Quote the records beneath, complete and exact. Leave out images.

•••••

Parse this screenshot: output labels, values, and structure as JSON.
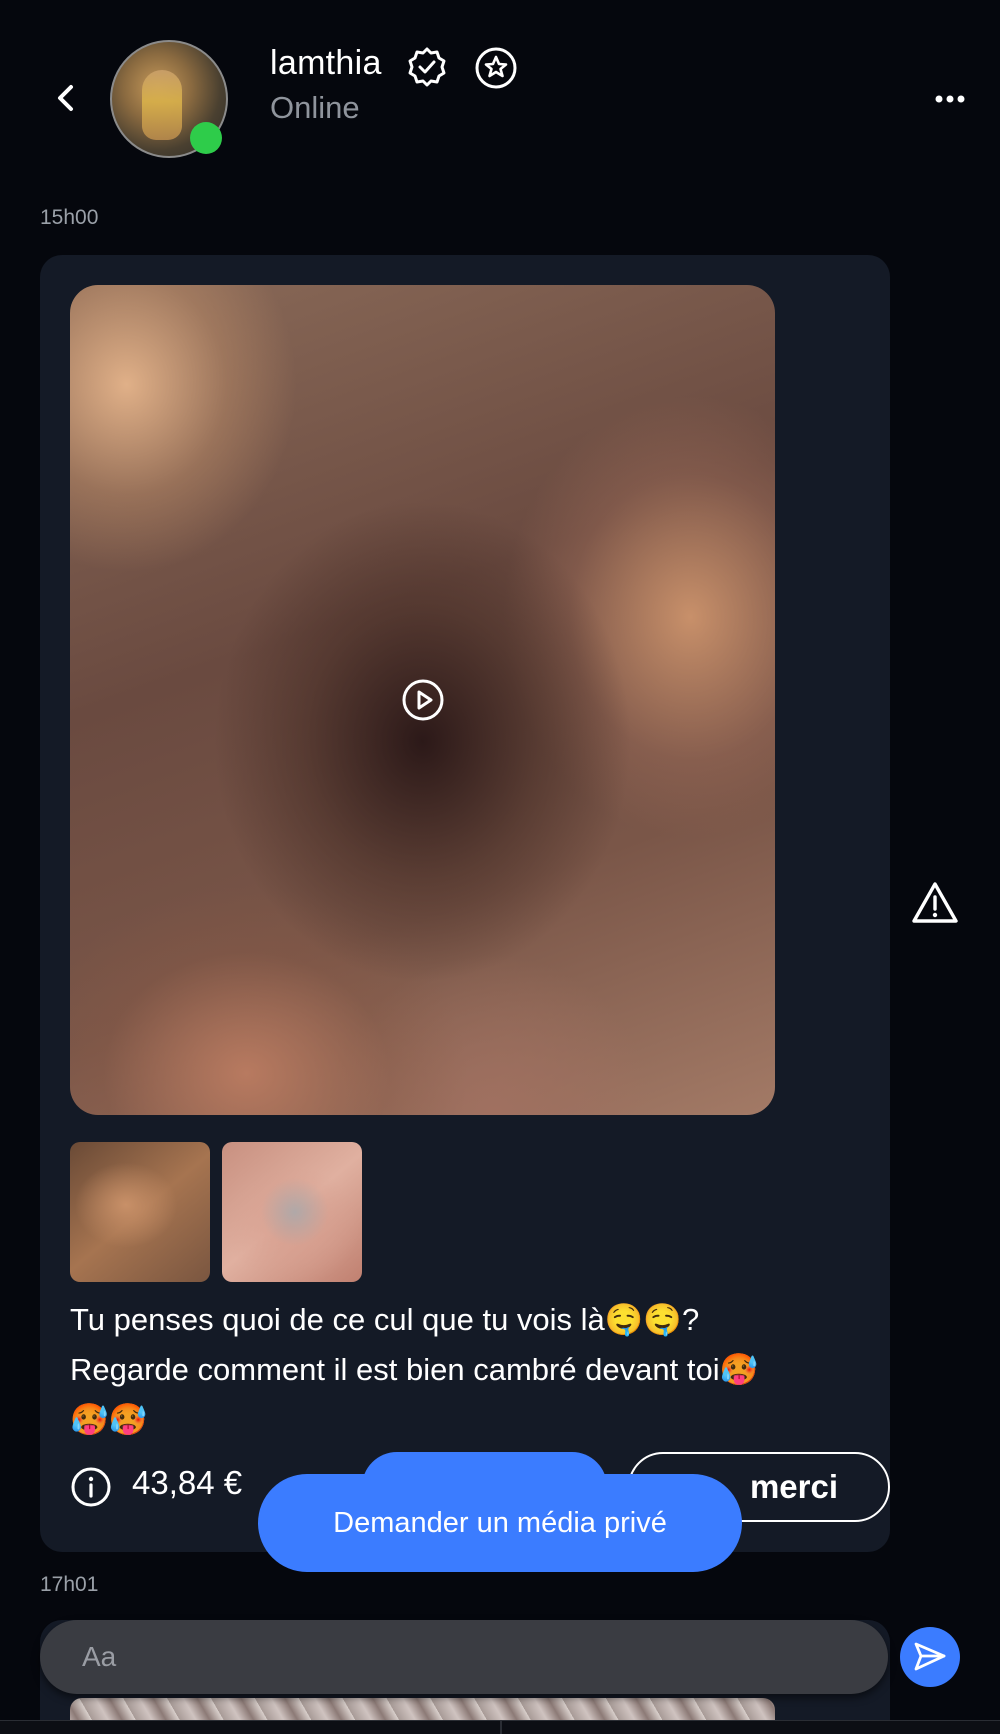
{
  "header": {
    "username": "lamthia",
    "status": "Online"
  },
  "messages": [
    {
      "timestamp": "15h00",
      "caption_line1": "Tu penses quoi de ce cul que tu vois là🤤🤤?",
      "caption_line2": "Regarde comment il est bien cambré devant toi🥵",
      "caption_line3": "🥵🥵",
      "price": "43,84 €",
      "thanks_label": "merci"
    },
    {
      "timestamp": "17h01"
    }
  ],
  "overlay": {
    "private_media_label": "Demander un média privé"
  },
  "composer": {
    "placeholder": "Aa"
  },
  "colors": {
    "background": "#05070d",
    "card": "#141a26",
    "accent": "#3b7cff",
    "online": "#2ecc4a"
  },
  "icons": [
    "back-arrow-icon",
    "verified-icon",
    "star-icon",
    "more-icon",
    "play-icon",
    "info-icon",
    "warning-icon",
    "send-icon"
  ]
}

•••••

Task solution:
Parse this screenshot: output labels, values, and structure as JSON.
{
  "header": {
    "username": "lamthia",
    "status": "Online"
  },
  "messages": [
    {
      "timestamp": "15h00",
      "caption_line1": "Tu penses quoi de ce cul que tu vois là🤤🤤?",
      "caption_line2": "Regarde comment il est bien cambré devant toi🥵",
      "caption_line3": "🥵🥵",
      "price": "43,84 €",
      "thanks_label": "merci"
    },
    {
      "timestamp": "17h01"
    }
  ],
  "overlay": {
    "private_media_label": "Demander un média privé"
  },
  "composer": {
    "placeholder": "Aa"
  },
  "colors": {
    "background": "#05070d",
    "card": "#141a26",
    "accent": "#3b7cff",
    "online": "#2ecc4a"
  },
  "icons": [
    "back-arrow-icon",
    "verified-icon",
    "star-icon",
    "more-icon",
    "play-icon",
    "info-icon",
    "warning-icon",
    "send-icon"
  ]
}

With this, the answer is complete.